A bit longer than the typical EDC knife, the extended handle allows you to apply maximum power with maximum comfort without substantially adding to the knife's 4.6 oz weight.
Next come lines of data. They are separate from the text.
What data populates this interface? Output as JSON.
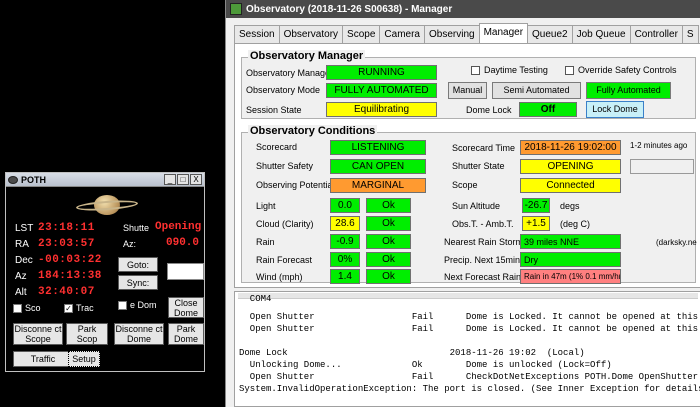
{
  "poth": {
    "title": "POTH",
    "min": "_",
    "max": "□",
    "close": "X",
    "lst_label": "LST",
    "lst_value": "23:18:11",
    "ra_label": "RA",
    "ra_value": "23:03:57",
    "dec_label": "Dec",
    "dec_value": "-00:03:22",
    "az_label": "Az",
    "az_value": "184:13:38",
    "alt_label": "Alt",
    "alt_value": "32:40:07",
    "shutter_label": "Shutte",
    "shutter_value": "Opening",
    "az2_label": "Az:",
    "az2_value": "090.0",
    "goto": "Goto:",
    "sync": "Sync:",
    "sco_chk": "Sco",
    "chk2_mark": "✓",
    "chk2_label": "Trac",
    "dom_chk": "e Dom",
    "close_scope": "Close Dome",
    "disconnect_scope": "Disconne ct Scope",
    "park_scope": "Park Scop",
    "disconnect_dome": "Disconne ct Dome",
    "park_dome": "Park Dome",
    "traffic": "Traffic",
    "setup": "Setup"
  },
  "manager": {
    "title": "Observatory (2018-11-26 S00638) - Manager",
    "tabs": [
      "Session",
      "Observatory",
      "Scope",
      "Camera",
      "Observing",
      "Manager",
      "Queue2",
      "Job Queue",
      "Controller",
      "S"
    ],
    "obs_manager": {
      "group_title": "Observatory Manager",
      "mgr_label": "Observatory Manager",
      "mgr_value": "RUNNING",
      "mode_label": "Observatory Mode",
      "mode_value": "FULLY AUTOMATED",
      "state_label": "Session State",
      "state_value": "Equilibrating",
      "daytime_testing": "Daytime Testing",
      "override_safety": "Override Safety Controls",
      "btn_manual": "Manual",
      "btn_semi": "Semi Automated",
      "btn_fully": "Fully Automated",
      "dome_lock_label": "Dome Lock",
      "dome_lock_value": "Off",
      "btn_lock_dome": "Lock Dome"
    },
    "obs_conditions": {
      "group_title": "Observatory Conditions",
      "scorecard_label": "Scorecard",
      "scorecard_value": "LISTENING",
      "scorecard_time_label": "Scorecard Time",
      "scorecard_time_value": "2018-11-26 19:02:00",
      "scorecard_note": "1-2 minutes ago",
      "shutter_safety_label": "Shutter Safety",
      "shutter_safety_value": "CAN OPEN",
      "shutter_state_label": "Shutter State",
      "shutter_state_value": "OPENING",
      "obs_potential_label": "Observing Potential",
      "obs_potential_value": "MARGINAL",
      "scope_label": "Scope",
      "scope_value": "Connected",
      "light_label": "Light",
      "light_value": "0.0",
      "light_status": "Ok",
      "cloud_label": "Cloud (Clarity)",
      "cloud_value": "28.6",
      "cloud_status": "Ok",
      "rain_label": "Rain",
      "rain_value": "-0.9",
      "rain_status": "Ok",
      "rain_forecast_label": "Rain Forecast",
      "rain_forecast_value": "0%",
      "rain_forecast_status": "Ok",
      "wind_label": "Wind (mph)",
      "wind_value": "1.4",
      "wind_status": "Ok",
      "sun_alt_label": "Sun Altitude",
      "sun_alt_value": "-26.7",
      "sun_alt_unit": "degs",
      "obst_amb_label": "Obs.T. - Amb.T.",
      "obst_amb_value": "+1.5",
      "obst_amb_unit": "(deg C)",
      "nearest_storm_label": "Nearest Rain Storm",
      "nearest_storm_value": "39 miles NNE",
      "darksky": "(darksky.ne",
      "precip_label": "Precip. Next 15mins",
      "precip_value": "Dry",
      "next_rain_label": "Next Forecast Rain",
      "next_rain_value": "Rain in 47m (1%  0.1 mm/hr)"
    },
    "log_lines": [
      "  COM4",
      "  Open Shutter                  Fail      Dome is Locked. It cannot be opened at this time",
      "  Open Shutter                  Fail      Dome is Locked. It cannot be opened at this time",
      "",
      "Dome Lock                              2018-11-26 19:02  (Local)",
      "  Unlocking Dome...             Ok        Dome is unlocked (Lock=Off)",
      "  Open Shutter                  Fail      CheckDotNetExceptions POTH.Dome OpenShutter",
      "System.InvalidOperationException: The port is closed. (See Inner Exception for details)"
    ]
  },
  "colors": {
    "green": "#00ee00",
    "yellow": "#ffff00",
    "orange": "#ff9a30",
    "lightred": "#ff8080",
    "led_red": "#ff3030"
  }
}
Not only does this make the knife a bit more reliable for certain jobs, but this is a big deal for guys like me with minimal coordination who normally live in constant fear of losing their grip and stabbing themselves on dainty little blades
Between the quality steel and the specially-designed handle, the Kettlebell's price tag of $27 is worth every penny.
More gear recommendations:
- This Is One Of The Best Everyday Carry Pocket Knives Available, And Not Because It’s Sexy
- Gerber Just Dropped A Limited-Edition Tribute To Its Beloved Vietnam-Era Combat Knife
- This Marine Vet’s Tomahawks Were Designed For ‘Maximum Power With Minimal Effort’
The prison complex at the Guantánamo Bay, Cuba naval station built after the Sept. 11 attacks that was billed as the venue for the "worst of the worst" in international terrorism now seems be the site of the "worst of the worst" in government excess.
As reporter Carole Rosenberg wrote in The New York Times on Monday, the total cost in 2018 for housing just 40 prisoners, paying the guards, and running the military tribunals there is somewhere north of $540 million, or roughly $13 million per prisoner.
Editor's Note: This article by Oriana Pawlyk originally appeared on Military.com, a leading source of news for the military and veteran community.
NATIONAL HARBOR, Maryland -- The U.S. Air Force will call its new trainer the T-7A "Red Hawk."
Acting Air Force Secretary Matt Donovan announced the name of the jet, known previously as the T-X, on Monday, alongside retired Col. Charles McGee, who was a member of the Tuskegee Airmen.
"The name, Red Hawk, honors the legacy of the Tuskegee Airmen, and pays homage to their signature red-tailed aircraft from World War II," Donovan said here during the annual Air, Space and Cyber conference.
The Special Forces community is honoring the life of Sgt. 1st Class Jeremy W. Griffin, who was killed in Afghanistan on Monday, whom his commander described as a superlative soldier and beloved teammate.
"He was a warrior - an accomplished, respected and loved Special Forces soldier that will never be forgotten," Col. Owen G. Ray, commander of 1st Special Forces Group (Airborne), said in a news release. "We ask that you keep his family and teammates in your thoughts and prayers."
DUBAI (Reuters) - Iran held talks with a delegation from Afghanistan's Taliban, the Foreign Ministry said on Tuesday, a week after peace talks between the United States and the Islamist insurgents collapsed.
Iran said in December it had been meeting with Taliban representatives with the knowledge of the Afghan government, after reports of U.S.-Taliban talks about a ceasefire and a possible withdrawal of foreign troops.
The Marine lieutenant colonel who was removed from command of 1st Reconnaissance Battalion in May is accused of lying to investigators looking into allegations of misconduct, according to a copy of his charge sheet provided to Task & Purpose on Monday.